◆ Problem to solve
Only a number is expected: how many lines in the data below contain the word "chevron".
═════ Data for this task ═════
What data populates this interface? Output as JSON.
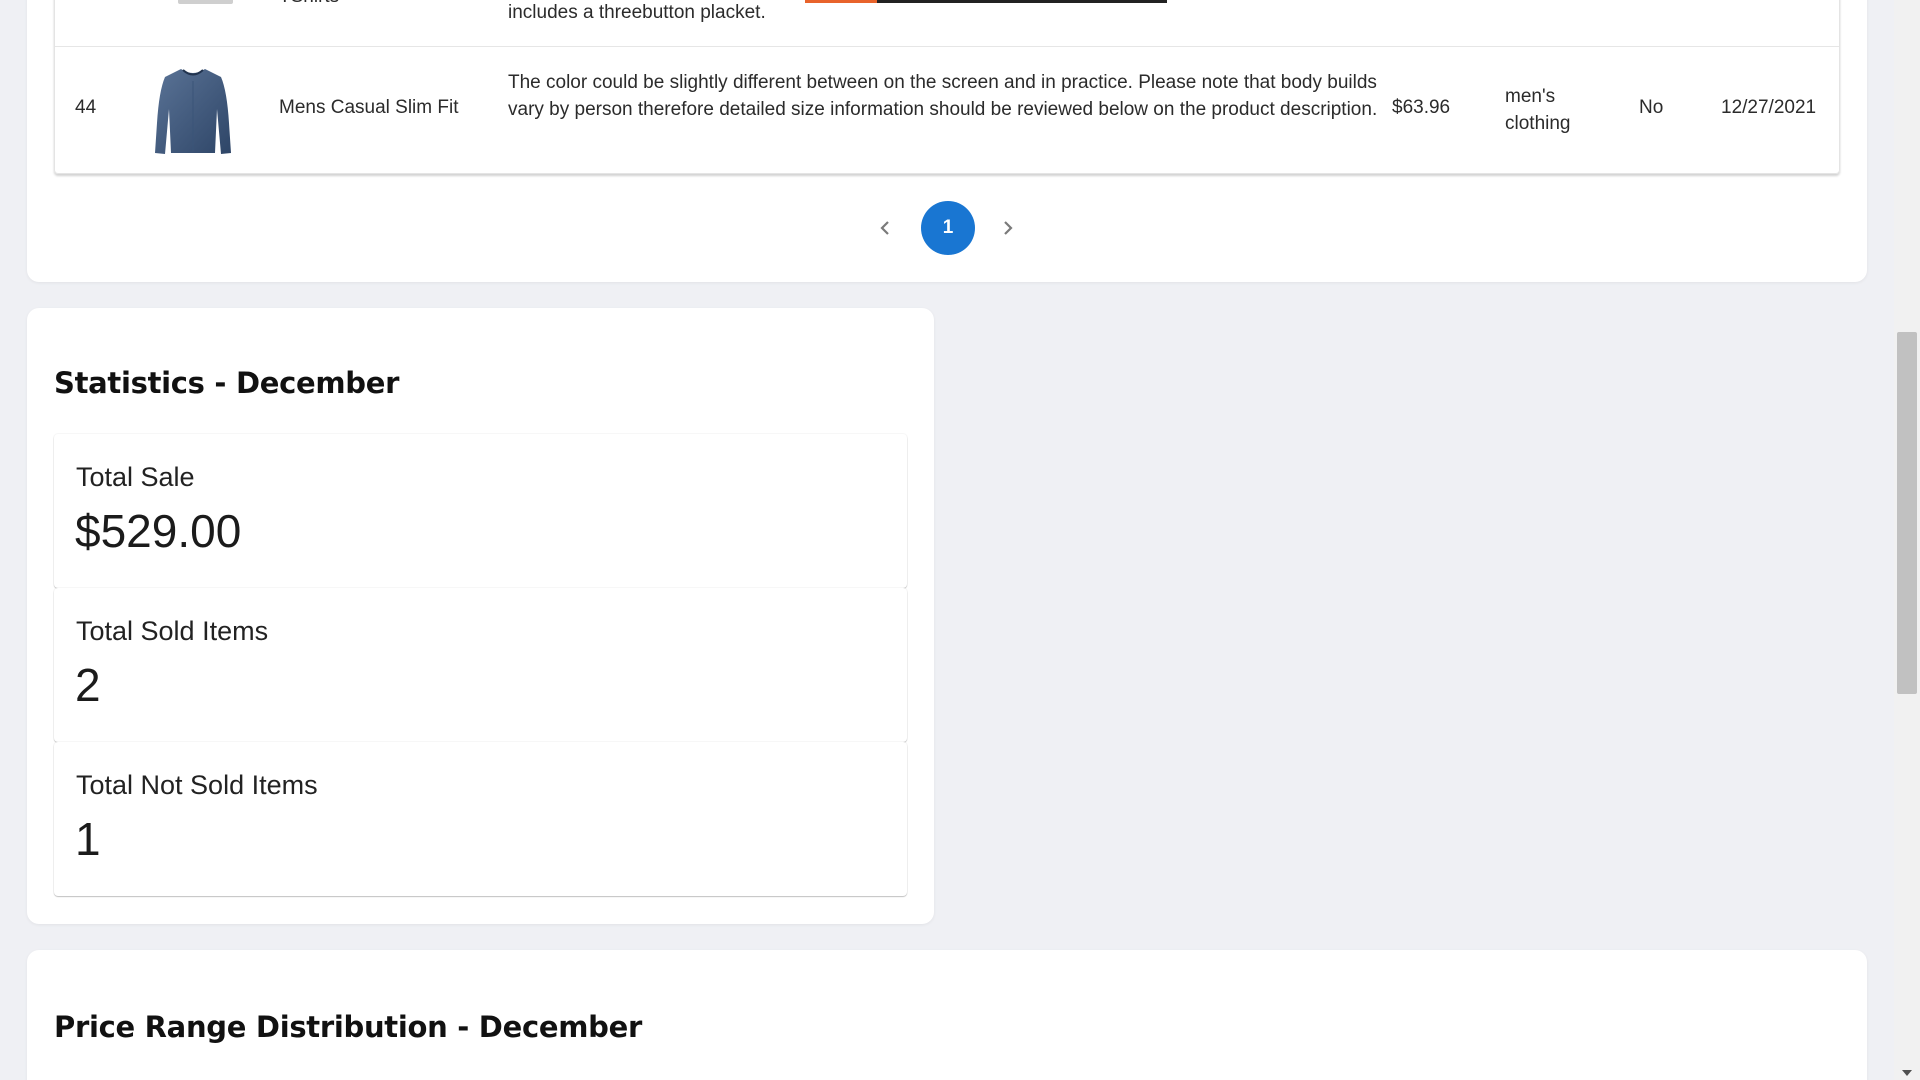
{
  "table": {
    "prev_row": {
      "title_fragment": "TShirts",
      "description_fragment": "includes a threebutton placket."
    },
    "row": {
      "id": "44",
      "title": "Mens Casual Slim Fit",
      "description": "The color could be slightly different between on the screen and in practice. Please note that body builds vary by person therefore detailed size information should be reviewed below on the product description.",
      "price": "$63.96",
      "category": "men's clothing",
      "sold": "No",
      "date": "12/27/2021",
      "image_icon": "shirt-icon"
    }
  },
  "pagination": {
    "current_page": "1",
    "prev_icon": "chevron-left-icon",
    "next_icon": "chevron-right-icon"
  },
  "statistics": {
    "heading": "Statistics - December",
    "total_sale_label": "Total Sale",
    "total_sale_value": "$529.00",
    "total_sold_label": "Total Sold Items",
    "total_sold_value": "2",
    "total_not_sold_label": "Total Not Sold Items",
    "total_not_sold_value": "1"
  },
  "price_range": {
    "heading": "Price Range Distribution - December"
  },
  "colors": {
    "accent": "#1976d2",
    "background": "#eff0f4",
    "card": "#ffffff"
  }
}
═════
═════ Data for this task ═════
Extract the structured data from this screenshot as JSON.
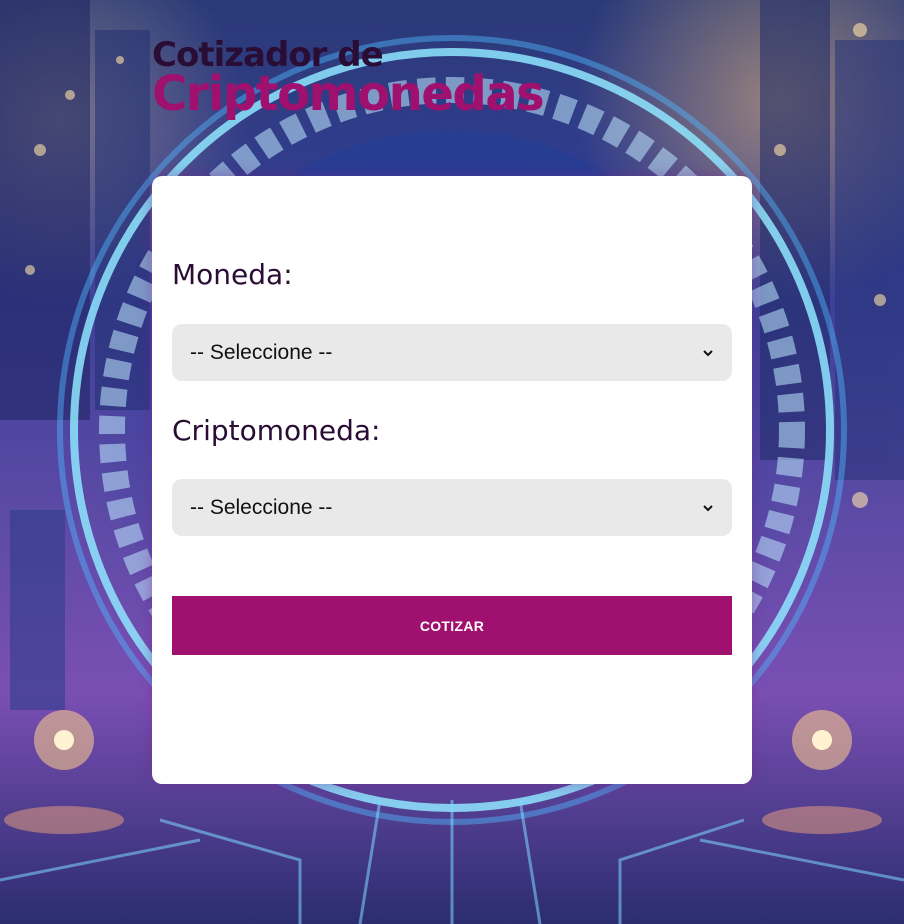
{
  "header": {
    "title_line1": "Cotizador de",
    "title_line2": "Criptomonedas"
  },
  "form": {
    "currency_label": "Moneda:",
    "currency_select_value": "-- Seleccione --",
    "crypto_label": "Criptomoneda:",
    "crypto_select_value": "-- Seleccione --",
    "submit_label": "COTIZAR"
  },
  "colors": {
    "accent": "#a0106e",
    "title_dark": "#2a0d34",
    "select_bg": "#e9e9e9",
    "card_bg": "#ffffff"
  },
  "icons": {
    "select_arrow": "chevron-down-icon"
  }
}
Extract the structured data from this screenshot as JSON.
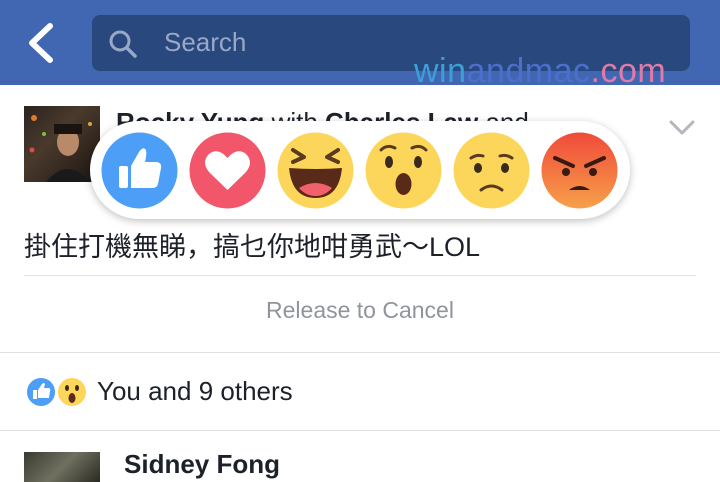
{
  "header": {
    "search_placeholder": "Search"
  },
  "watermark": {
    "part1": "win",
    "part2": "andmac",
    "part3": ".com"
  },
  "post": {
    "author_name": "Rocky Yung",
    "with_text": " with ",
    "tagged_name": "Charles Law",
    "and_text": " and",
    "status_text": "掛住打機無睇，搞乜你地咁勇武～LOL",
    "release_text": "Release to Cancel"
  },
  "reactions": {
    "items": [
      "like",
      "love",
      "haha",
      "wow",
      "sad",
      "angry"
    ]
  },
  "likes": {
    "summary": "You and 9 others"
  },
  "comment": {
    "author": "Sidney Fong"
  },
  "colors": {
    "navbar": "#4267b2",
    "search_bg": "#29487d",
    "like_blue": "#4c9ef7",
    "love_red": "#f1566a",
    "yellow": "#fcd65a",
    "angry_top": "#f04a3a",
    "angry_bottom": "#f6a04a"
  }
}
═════
◆ Your solution
3